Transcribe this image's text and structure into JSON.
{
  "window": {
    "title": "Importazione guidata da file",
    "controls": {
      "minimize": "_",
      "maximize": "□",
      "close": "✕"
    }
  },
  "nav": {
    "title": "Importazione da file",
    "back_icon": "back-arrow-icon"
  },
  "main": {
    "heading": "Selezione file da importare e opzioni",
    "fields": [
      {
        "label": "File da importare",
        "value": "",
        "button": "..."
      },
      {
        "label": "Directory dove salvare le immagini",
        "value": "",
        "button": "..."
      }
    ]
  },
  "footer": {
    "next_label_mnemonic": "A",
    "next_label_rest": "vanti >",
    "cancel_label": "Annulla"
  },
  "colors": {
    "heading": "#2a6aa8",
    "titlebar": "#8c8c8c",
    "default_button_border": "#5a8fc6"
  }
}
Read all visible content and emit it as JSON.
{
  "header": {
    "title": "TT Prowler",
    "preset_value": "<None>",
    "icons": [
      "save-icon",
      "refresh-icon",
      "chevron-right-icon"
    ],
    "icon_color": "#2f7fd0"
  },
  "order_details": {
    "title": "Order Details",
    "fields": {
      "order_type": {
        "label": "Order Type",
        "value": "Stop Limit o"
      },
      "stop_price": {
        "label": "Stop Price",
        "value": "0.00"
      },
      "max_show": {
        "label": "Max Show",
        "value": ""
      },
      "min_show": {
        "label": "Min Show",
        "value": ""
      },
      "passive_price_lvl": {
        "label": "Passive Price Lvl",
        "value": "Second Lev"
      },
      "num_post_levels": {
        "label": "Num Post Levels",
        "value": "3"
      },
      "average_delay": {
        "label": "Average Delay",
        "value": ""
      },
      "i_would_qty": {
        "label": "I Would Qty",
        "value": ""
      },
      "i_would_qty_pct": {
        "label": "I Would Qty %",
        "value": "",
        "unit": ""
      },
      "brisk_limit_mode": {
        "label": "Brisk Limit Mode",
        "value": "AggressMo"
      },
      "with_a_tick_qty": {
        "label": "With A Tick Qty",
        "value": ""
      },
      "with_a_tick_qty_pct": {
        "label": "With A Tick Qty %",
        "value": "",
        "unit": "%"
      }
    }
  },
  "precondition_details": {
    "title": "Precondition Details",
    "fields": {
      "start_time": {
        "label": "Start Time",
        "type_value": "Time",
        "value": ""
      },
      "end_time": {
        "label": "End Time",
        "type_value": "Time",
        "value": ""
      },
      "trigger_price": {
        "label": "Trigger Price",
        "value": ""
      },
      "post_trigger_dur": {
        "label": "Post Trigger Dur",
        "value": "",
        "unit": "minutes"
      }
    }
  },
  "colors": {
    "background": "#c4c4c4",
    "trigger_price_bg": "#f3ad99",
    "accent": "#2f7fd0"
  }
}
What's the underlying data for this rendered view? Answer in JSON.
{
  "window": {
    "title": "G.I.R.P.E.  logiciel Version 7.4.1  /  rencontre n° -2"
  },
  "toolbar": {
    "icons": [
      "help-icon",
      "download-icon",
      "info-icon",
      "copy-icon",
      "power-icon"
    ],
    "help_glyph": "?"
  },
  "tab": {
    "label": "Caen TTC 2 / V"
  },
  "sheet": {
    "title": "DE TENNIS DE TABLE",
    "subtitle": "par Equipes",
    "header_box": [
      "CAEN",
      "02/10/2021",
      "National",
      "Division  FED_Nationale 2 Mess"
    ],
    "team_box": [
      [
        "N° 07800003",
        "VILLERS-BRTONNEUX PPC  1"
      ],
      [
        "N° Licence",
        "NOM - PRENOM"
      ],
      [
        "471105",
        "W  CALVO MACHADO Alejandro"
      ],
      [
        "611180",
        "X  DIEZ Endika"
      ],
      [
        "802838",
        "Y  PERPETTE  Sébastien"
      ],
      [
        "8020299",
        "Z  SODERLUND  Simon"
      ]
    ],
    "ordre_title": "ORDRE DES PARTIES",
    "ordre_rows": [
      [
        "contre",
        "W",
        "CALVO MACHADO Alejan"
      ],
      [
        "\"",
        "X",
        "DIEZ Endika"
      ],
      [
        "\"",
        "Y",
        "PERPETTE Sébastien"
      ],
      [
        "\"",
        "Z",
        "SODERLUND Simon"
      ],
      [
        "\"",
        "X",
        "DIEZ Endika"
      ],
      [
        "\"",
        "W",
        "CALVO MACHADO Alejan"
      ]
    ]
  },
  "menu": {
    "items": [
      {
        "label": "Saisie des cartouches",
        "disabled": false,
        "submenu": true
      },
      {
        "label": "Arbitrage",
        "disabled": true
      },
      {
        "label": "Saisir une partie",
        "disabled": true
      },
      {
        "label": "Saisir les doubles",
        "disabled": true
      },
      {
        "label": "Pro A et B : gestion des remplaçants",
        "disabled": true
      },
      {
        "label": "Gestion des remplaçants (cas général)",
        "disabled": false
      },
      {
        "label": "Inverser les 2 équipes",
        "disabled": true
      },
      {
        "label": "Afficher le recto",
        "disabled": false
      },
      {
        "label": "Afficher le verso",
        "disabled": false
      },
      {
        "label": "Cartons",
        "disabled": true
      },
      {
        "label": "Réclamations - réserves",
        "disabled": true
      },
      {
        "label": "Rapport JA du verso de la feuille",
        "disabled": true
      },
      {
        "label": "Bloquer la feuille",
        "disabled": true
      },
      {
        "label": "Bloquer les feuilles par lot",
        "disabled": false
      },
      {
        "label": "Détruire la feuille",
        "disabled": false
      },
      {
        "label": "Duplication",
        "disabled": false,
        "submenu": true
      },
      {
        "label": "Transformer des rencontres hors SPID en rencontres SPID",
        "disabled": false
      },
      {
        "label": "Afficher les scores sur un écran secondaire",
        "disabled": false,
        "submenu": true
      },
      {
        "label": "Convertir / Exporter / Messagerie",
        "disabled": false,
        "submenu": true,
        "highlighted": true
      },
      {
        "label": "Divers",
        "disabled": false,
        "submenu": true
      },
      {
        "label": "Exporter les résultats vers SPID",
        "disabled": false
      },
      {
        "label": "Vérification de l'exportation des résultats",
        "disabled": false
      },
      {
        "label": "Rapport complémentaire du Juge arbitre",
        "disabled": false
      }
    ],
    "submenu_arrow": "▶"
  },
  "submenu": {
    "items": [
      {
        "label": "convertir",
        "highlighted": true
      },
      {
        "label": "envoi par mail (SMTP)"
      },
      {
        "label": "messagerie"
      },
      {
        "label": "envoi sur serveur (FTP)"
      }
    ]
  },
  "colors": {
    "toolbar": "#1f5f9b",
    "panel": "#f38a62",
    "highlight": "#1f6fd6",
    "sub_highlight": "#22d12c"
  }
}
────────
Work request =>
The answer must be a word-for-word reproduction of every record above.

Result =>
Transcribe this image's text and structure into JSON.
{
  "window": {
    "title": "Importazione guidata da file",
    "controls": {
      "minimize": "_",
      "maximize": "□",
      "close": "✕"
    }
  },
  "nav": {
    "title": "Importazione da file",
    "back_icon": "back-arrow-icon"
  },
  "main": {
    "heading": "Selezione file da importare e opzioni",
    "fields": [
      {
        "label": "File da importare",
        "value": "",
        "button": "..."
      },
      {
        "label": "Directory dove salvare le immagini",
        "value": "",
        "button": "..."
      }
    ]
  },
  "footer": {
    "next_label_mnemonic": "A",
    "next_label_rest": "vanti >",
    "cancel_label": "Annulla"
  },
  "colors": {
    "heading": "#2a6aa8",
    "titlebar": "#8c8c8c",
    "default_button_border": "#5a8fc6"
  }
}
Read all visible content and emit it as JSON.
{
  "header": {
    "title": "TT Prowler",
    "preset_value": "<None>",
    "icons": [
      "save-icon",
      "refresh-icon",
      "chevron-right-icon"
    ],
    "icon_color": "#2f7fd0"
  },
  "order_details": {
    "title": "Order Details",
    "fields": {
      "order_type": {
        "label": "Order Type",
        "value": "Stop Limit o"
      },
      "stop_price": {
        "label": "Stop Price",
        "value": "0.00"
      },
      "max_show": {
        "label": "Max Show",
        "value": ""
      },
      "min_show": {
        "label": "Min Show",
        "value": ""
      },
      "passive_price_lvl": {
        "label": "Passive Price Lvl",
        "value": "Second Lev"
      },
      "num_post_levels": {
        "label": "Num Post Levels",
        "value": "3"
      },
      "average_delay": {
        "label": "Average Delay",
        "value": ""
      },
      "i_would_qty": {
        "label": "I Would Qty",
        "value": ""
      },
      "i_would_qty_pct": {
        "label": "I Would Qty %",
        "value": "",
        "unit": ""
      },
      "brisk_limit_mode": {
        "label": "Brisk Limit Mode",
        "value": "AggressMo"
      },
      "with_a_tick_qty": {
        "label": "With A Tick Qty",
        "value": ""
      },
      "with_a_tick_qty_pct": {
        "label": "With A Tick Qty %",
        "value": "",
        "unit": "%"
      }
    }
  },
  "precondition_details": {
    "title": "Precondition Details",
    "fields": {
      "start_time": {
        "label": "Start Time",
        "type_value": "Time",
        "value": ""
      },
      "end_time": {
        "label": "End Time",
        "type_value": "Time",
        "value": ""
      },
      "trigger_price": {
        "label": "Trigger Price",
        "value": ""
      },
      "post_trigger_dur": {
        "label": "Post Trigger Dur",
        "value": "",
        "unit": "minutes"
      }
    }
  },
  "colors": {
    "background": "#c4c4c4",
    "trigger_price_bg": "#f3ad99",
    "accent": "#2f7fd0"
  }
}
What's the underlying data for this rendered view? Answer in JSON.
{
  "window": {
    "title": "G.I.R.P.E.  logiciel Version 7.4.1  /  rencontre n° -2"
  },
  "toolbar": {
    "icons": [
      "help-icon",
      "download-icon",
      "info-icon",
      "copy-icon",
      "power-icon"
    ],
    "help_glyph": "?"
  },
  "tab": {
    "label": "Caen TTC 2 / V"
  },
  "sheet": {
    "title": "DE TENNIS DE TABLE",
    "subtitle": "par Equipes",
    "header_box": [
      "CAEN",
      "02/10/2021",
      "National",
      "Division  FED_Nationale 2 Mess"
    ],
    "team_box": [
      [
        "N° 07800003",
        "VILLERS-BRTONNEUX PPC  1"
      ],
      [
        "N° Licence",
        "NOM - PRENOM"
      ],
      [
        "471105",
        "W  CALVO MACHADO Alejandro"
      ],
      [
        "611180",
        "X  DIEZ Endika"
      ],
      [
        "802838",
        "Y  PERPETTE  Sébastien"
      ],
      [
        "8020299",
        "Z  SODERLUND  Simon"
      ]
    ],
    "ordre_title": "ORDRE DES PARTIES",
    "ordre_rows": [
      [
        "contre",
        "W",
        "CALVO MACHADO Alejan"
      ],
      [
        "\"",
        "X",
        "DIEZ Endika"
      ],
      [
        "\"",
        "Y",
        "PERPETTE Sébastien"
      ],
      [
        "\"",
        "Z",
        "SODERLUND Simon"
      ],
      [
        "\"",
        "X",
        "DIEZ Endika"
      ],
      [
        "\"",
        "W",
        "CALVO MACHADO Alejan"
      ]
    ]
  },
  "menu": {
    "items": [
      {
        "label": "Saisie des cartouches",
        "disabled": false,
        "submenu": true
      },
      {
        "label": "Arbitrage",
        "disabled": true
      },
      {
        "label": "Saisir une partie",
        "disabled": true
      },
      {
        "label": "Saisir les doubles",
        "disabled": true
      },
      {
        "label": "Pro A et B : gestion des remplaçants",
        "disabled": true
      },
      {
        "label": "Gestion des remplaçants (cas général)",
        "disabled": false
      },
      {
        "label": "Inverser les 2 équipes",
        "disabled": true
      },
      {
        "label": "Afficher le recto",
        "disabled": false
      },
      {
        "label": "Afficher le verso",
        "disabled": false
      },
      {
        "label": "Cartons",
        "disabled": true
      },
      {
        "label": "Réclamations - réserves",
        "disabled": true
      },
      {
        "label": "Rapport JA du verso de la feuille",
        "disabled": true
      },
      {
        "label": "Bloquer la feuille",
        "disabled": true
      },
      {
        "label": "Bloquer les feuilles par lot",
        "disabled": false
      },
      {
        "label": "Détruire la feuille",
        "disabled": false
      },
      {
        "label": "Duplication",
        "disabled": false,
        "submenu": true
      },
      {
        "label": "Transformer des rencontres hors SPID en rencontres SPID",
        "disabled": false
      },
      {
        "label": "Afficher les scores sur un écran secondaire",
        "disabled": false,
        "submenu": true
      },
      {
        "label": "Convertir / Exporter / Messagerie",
        "disabled": false,
        "submenu": true,
        "highlighted": true
      },
      {
        "label": "Divers",
        "disabled": false,
        "submenu": true
      },
      {
        "label": "Exporter les résultats vers SPID",
        "disabled": false
      },
      {
        "label": "Vérification de l'exportation des résultats",
        "disabled": false
      },
      {
        "label": "Rapport complémentaire du Juge arbitre",
        "disabled": false
      }
    ],
    "submenu_arrow": "▶"
  },
  "submenu": {
    "items": [
      {
        "label": "convertir",
        "highlighted": true
      },
      {
        "label": "envoi par mail (SMTP)"
      },
      {
        "label": "messagerie"
      },
      {
        "label": "envoi sur serveur (FTP)"
      }
    ]
  },
  "colors": {
    "toolbar": "#1f5f9b",
    "panel": "#f38a62",
    "highlight": "#1f6fd6",
    "sub_highlight": "#22d12c"
  }
}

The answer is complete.